Cavaliers of Coventry, &c., by the company.
Ptolemy, King of Egypt, Mr. H. Birch; Almandar, King of Morocco, Mr. T. Nunn; Lampthos, a herdsman, Mr. Adams; Princess Sobra of Egypt, Mrs. T. Lee.
Mr. Pablo Fanque, the Eminent Artistic
Rope Dancer!
Florist’s Daughter, Mrs. Yeamans.
French Vaulting by the whole Company.
That Constellation of the Hippo-dramatic Hemi-
sphere, Mr. W. Barlow, will execute on a
Flying Charger his Scenic Act, called
Rinaldo Rinaldini, the Bandit Chief;
Or, The Scourge of Italy.
The Renowned Slack Rope Vaulter, Mr. H. Walker,
will appear as
The Star spangled Sprite of Flying Mercury.
Mr. Klaer as the Bottle Imp.
Comic act of equestrianism by Mr. T. Lee, entitled
The Clown and his Granny!
Mademoiselle Antoinette.
Messrs. Dhering and Stebbing’s Gymnic Feats as
The French Dromios.
Mr. J. L. Smith, the great Trick Act Rider, in his
surprising Equestrian Feats on a Single Horse
at full speed, as
The Bounder of the Rialto…
Persons of improper character will be strictly excluded from the Dress Circle and Side Boxes.
Though this kind of variety program was not especially unusual, on the whole theatrical copy running sometimes on consecutive days in the columns of the Argus was usually a little tighter. Astley’s notice, for example, was immediately followed by the following:
Cattle show this day.
Madame dalle Case’s
Extraordinary and Terrific Ascent, on the illumi-
nated rope, 400 feet in length, across the
Cremorne Lake,
Every Evening.
Entire change of performance every evening.
Vocal and Instrumental Concert.
Equestrian Circus.
Major John Downey, jun.,
And his auxiliary troupe of talented Apes.
Pony Races with Monkey Jockies.
Music and Dancing as in the Old Cremorne;
A new Hungarian Band.
All the World’s Curriculum
Will run, as usual, every quarter of an hour.
Shooting gallery, Chinese skittles, &c.
I am not quite sure what “All the World’s Curriculum” was, but it was clearly a favorite with Cremorne-goers. Perhaps it was some sort of panorama. It had been running since early January when, in addition, “the sagacious Elephant” performed as usual.

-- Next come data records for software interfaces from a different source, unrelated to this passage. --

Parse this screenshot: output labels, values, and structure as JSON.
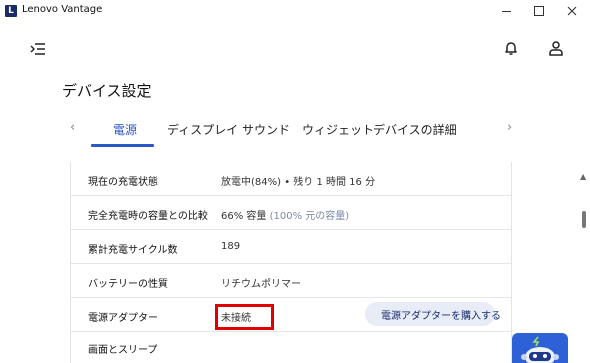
{
  "window": {
    "logo_letter": "L",
    "title": "Lenovo Vantage"
  },
  "header": {
    "page_title": "デバイス設定"
  },
  "tabs": [
    {
      "label": "電源",
      "active": true
    },
    {
      "label": "ディスプレイ",
      "active": false
    },
    {
      "label": "サウンド",
      "active": false
    },
    {
      "label": "ウィジェット",
      "active": false
    },
    {
      "label": "デバイスの詳細",
      "active": false
    }
  ],
  "nav": {
    "prev": "‹",
    "next": "›"
  },
  "battery": {
    "rows": [
      {
        "label": "現在の充電状態",
        "value": "放電中(84%) • 残り 1 時間 16 分"
      },
      {
        "label": "完全充電時の容量との比較",
        "value": "66% 容量",
        "value_muted": "(100% 元の容量)"
      },
      {
        "label": "累計充電サイクル数",
        "value": "189"
      },
      {
        "label": "バッテリーの性質",
        "value": "リチウムポリマー"
      },
      {
        "label": "電源アダプター",
        "value": "未接続"
      },
      {
        "label": "画面とスリープ",
        "value": ""
      }
    ],
    "buy_adapter_label": "電源アダプターを購入する"
  },
  "colors": {
    "accent": "#2a56c6",
    "highlight": "#e00000",
    "button_bg": "#e7ecf7"
  },
  "icons": {
    "menu": "menu-collapse-icon",
    "bell": "bell-icon",
    "user": "user-icon",
    "plug": "plug-icon"
  }
}
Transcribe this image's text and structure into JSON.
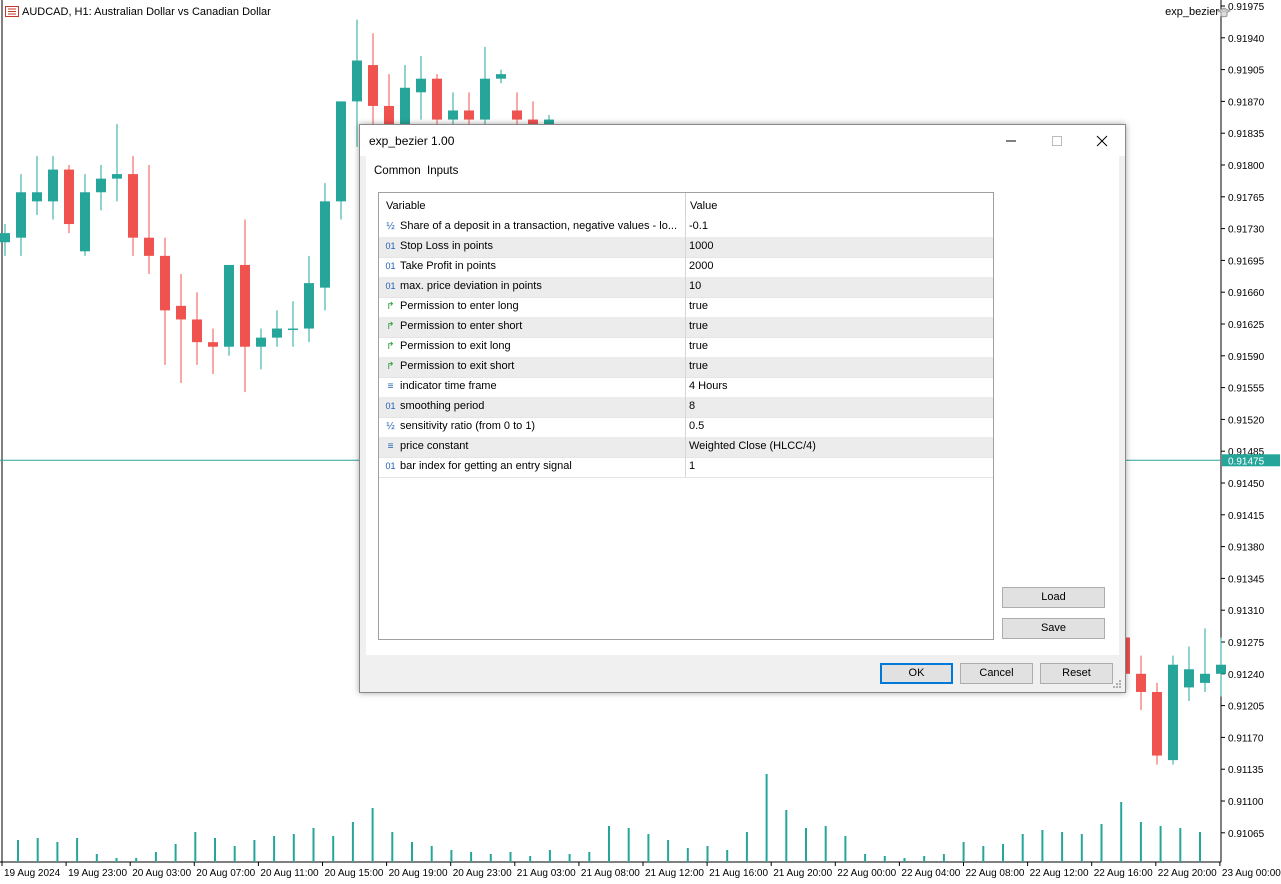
{
  "chart": {
    "symbol_label": "AUDCAD, H1:  Australian Dollar vs Canadian Dollar",
    "ea_label": "exp_bezier",
    "current_price": "0.91475",
    "colors": {
      "bull": "#26a69a",
      "bear": "#ef5350",
      "price_line": "#26a69a"
    },
    "price_ticks": [
      "0.91975",
      "0.91940",
      "0.91905",
      "0.91870",
      "0.91835",
      "0.91800",
      "0.91765",
      "0.91730",
      "0.91695",
      "0.91660",
      "0.91625",
      "0.91590",
      "0.91555",
      "0.91520",
      "0.91485",
      "0.91450",
      "0.91415",
      "0.91380",
      "0.91345",
      "0.91310",
      "0.91275",
      "0.91240",
      "0.91205",
      "0.91170",
      "0.91135",
      "0.91100",
      "0.91065"
    ],
    "time_ticks": [
      "19 Aug 2024",
      "19 Aug 23:00",
      "20 Aug 03:00",
      "20 Aug 07:00",
      "20 Aug 11:00",
      "20 Aug 15:00",
      "20 Aug 19:00",
      "20 Aug 23:00",
      "21 Aug 03:00",
      "21 Aug 08:00",
      "21 Aug 12:00",
      "21 Aug 16:00",
      "21 Aug 20:00",
      "22 Aug 00:00",
      "22 Aug 04:00",
      "22 Aug 08:00",
      "22 Aug 12:00",
      "22 Aug 16:00",
      "22 Aug 20:00",
      "23 Aug 00:00"
    ]
  },
  "dialog": {
    "title": "exp_bezier 1.00",
    "tabs": [
      "Common",
      "Inputs"
    ],
    "active_tab": "Inputs",
    "columns": [
      "Variable",
      "Value"
    ],
    "rows": [
      {
        "icon": "fraction-icon",
        "variable": "Share of a deposit in a transaction, negative values - lo...",
        "value": "-0.1"
      },
      {
        "icon": "integer-icon",
        "variable": "Stop Loss in points",
        "value": "1000"
      },
      {
        "icon": "integer-icon",
        "variable": "Take Profit in points",
        "value": "2000"
      },
      {
        "icon": "integer-icon",
        "variable": "max. price deviation in points",
        "value": "10"
      },
      {
        "icon": "bool-icon",
        "variable": "Permission to enter long",
        "value": "true"
      },
      {
        "icon": "bool-icon",
        "variable": "Permission to enter short",
        "value": "true"
      },
      {
        "icon": "bool-icon",
        "variable": "Permission to exit long",
        "value": "true"
      },
      {
        "icon": "bool-icon",
        "variable": "Permission to exit short",
        "value": "true"
      },
      {
        "icon": "enum-icon",
        "variable": "indicator time frame",
        "value": "4 Hours"
      },
      {
        "icon": "integer-icon",
        "variable": "smoothing period",
        "value": "8"
      },
      {
        "icon": "fraction-icon",
        "variable": "sensitivity ratio (from 0 to 1)",
        "value": "0.5"
      },
      {
        "icon": "enum-icon",
        "variable": "price constant",
        "value": "Weighted Close (HLCC/4)"
      },
      {
        "icon": "integer-icon",
        "variable": "bar index for getting an entry signal",
        "value": "1"
      }
    ],
    "buttons": {
      "load": "Load",
      "save": "Save",
      "ok": "OK",
      "cancel": "Cancel",
      "reset": "Reset"
    }
  }
}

  1. Presumably this is the same Pablo Fanque who is briefly mentioned in the Beatles' "Being for the Benefit of Mr Kite"...?

    There is a strange magic, not to mention mystery, in old playbills. Wilton's Music Hall in London displays one for a performance which included "Madame Pedley and the Infant Lotto", or "Syluest the Monstre" - what on earth could they have been like?

    1. I think it probably is the same Pablo Fanque, although I suppose it is also possible that some devious person temporarily adopted that remarkable Victorian impresario's persona in colonial Melbourne, safe in the knowledge that few if any people would be in a position to expose him. However, I doubt it. During the Gold Rush Melbourne was a magnet for real theatrical celebrities, e.g. Lola Montez, just as in due course it became a useful resource for mid- to late-career performers in need of an injection of cash.

    2. The Melbournian Pablo was Fanque's nephew Edward Charles Pablo ('Frank') who adopted his famous uncle's nom dárena, and was also a boxer of great renown in Australia.